■ Dataset extract ■
⟨

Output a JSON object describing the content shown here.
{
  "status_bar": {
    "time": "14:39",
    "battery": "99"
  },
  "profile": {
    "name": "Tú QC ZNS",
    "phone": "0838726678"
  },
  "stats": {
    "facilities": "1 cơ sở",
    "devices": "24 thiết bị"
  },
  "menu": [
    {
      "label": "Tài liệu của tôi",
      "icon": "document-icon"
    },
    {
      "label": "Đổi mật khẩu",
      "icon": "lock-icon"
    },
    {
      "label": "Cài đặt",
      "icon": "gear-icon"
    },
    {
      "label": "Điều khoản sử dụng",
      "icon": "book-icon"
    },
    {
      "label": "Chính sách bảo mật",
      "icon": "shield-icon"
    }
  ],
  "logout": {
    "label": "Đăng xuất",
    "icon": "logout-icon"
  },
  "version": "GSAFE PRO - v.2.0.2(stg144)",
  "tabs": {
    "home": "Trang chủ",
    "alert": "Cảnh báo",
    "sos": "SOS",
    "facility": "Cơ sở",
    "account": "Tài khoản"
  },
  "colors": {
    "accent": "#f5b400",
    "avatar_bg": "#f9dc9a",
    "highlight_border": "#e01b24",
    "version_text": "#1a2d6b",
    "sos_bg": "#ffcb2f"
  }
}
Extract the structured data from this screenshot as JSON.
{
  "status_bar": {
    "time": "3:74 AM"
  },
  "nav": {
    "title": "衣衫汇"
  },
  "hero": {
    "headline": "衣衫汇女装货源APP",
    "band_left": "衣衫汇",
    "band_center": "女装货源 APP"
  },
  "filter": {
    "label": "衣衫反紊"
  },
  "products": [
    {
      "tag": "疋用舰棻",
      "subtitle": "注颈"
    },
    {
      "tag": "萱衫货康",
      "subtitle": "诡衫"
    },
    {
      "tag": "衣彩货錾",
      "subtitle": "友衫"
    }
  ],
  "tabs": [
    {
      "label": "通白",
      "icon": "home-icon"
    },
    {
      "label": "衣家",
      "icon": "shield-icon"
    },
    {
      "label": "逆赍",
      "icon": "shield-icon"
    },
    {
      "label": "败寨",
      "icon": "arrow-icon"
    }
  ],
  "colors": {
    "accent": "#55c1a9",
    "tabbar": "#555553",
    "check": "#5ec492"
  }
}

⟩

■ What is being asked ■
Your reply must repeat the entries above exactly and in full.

■ Expected output ■
Output a JSON object describing the content shown here.
{
  "status_bar": {
    "time": "14:39",
    "battery": "99"
  },
  "profile": {
    "name": "Tú QC ZNS",
    "phone": "0838726678"
  },
  "stats": {
    "facilities": "1 cơ sở",
    "devices": "24 thiết bị"
  },
  "menu": [
    {
      "label": "Tài liệu của tôi",
      "icon": "document-icon"
    },
    {
      "label": "Đổi mật khẩu",
      "icon": "lock-icon"
    },
    {
      "label": "Cài đặt",
      "icon": "gear-icon"
    },
    {
      "label": "Điều khoản sử dụng",
      "icon": "book-icon"
    },
    {
      "label": "Chính sách bảo mật",
      "icon": "shield-icon"
    }
  ],
  "logout": {
    "label": "Đăng xuất",
    "icon": "logout-icon"
  },
  "version": "GSAFE PRO - v.2.0.2(stg144)",
  "tabs": {
    "home": "Trang chủ",
    "alert": "Cảnh báo",
    "sos": "SOS",
    "facility": "Cơ sở",
    "account": "Tài khoản"
  },
  "colors": {
    "accent": "#f5b400",
    "avatar_bg": "#f9dc9a",
    "highlight_border": "#e01b24",
    "version_text": "#1a2d6b",
    "sos_bg": "#ffcb2f"
  }
}
Extract the structured data from this screenshot as JSON.
{
  "status_bar": {
    "time": "3:74 AM"
  },
  "nav": {
    "title": "衣衫汇"
  },
  "hero": {
    "headline": "衣衫汇女装货源APP",
    "band_left": "衣衫汇",
    "band_center": "女装货源 APP"
  },
  "filter": {
    "label": "衣衫反紊"
  },
  "products": [
    {
      "tag": "疋用舰棻",
      "subtitle": "注颈"
    },
    {
      "tag": "萱衫货康",
      "subtitle": "诡衫"
    },
    {
      "tag": "衣彩货錾",
      "subtitle": "友衫"
    }
  ],
  "tabs": [
    {
      "label": "通白",
      "icon": "home-icon"
    },
    {
      "label": "衣家",
      "icon": "shield-icon"
    },
    {
      "label": "逆赍",
      "icon": "shield-icon"
    },
    {
      "label": "败寨",
      "icon": "arrow-icon"
    }
  ],
  "colors": {
    "accent": "#55c1a9",
    "tabbar": "#555553",
    "check": "#5ec492"
  }
}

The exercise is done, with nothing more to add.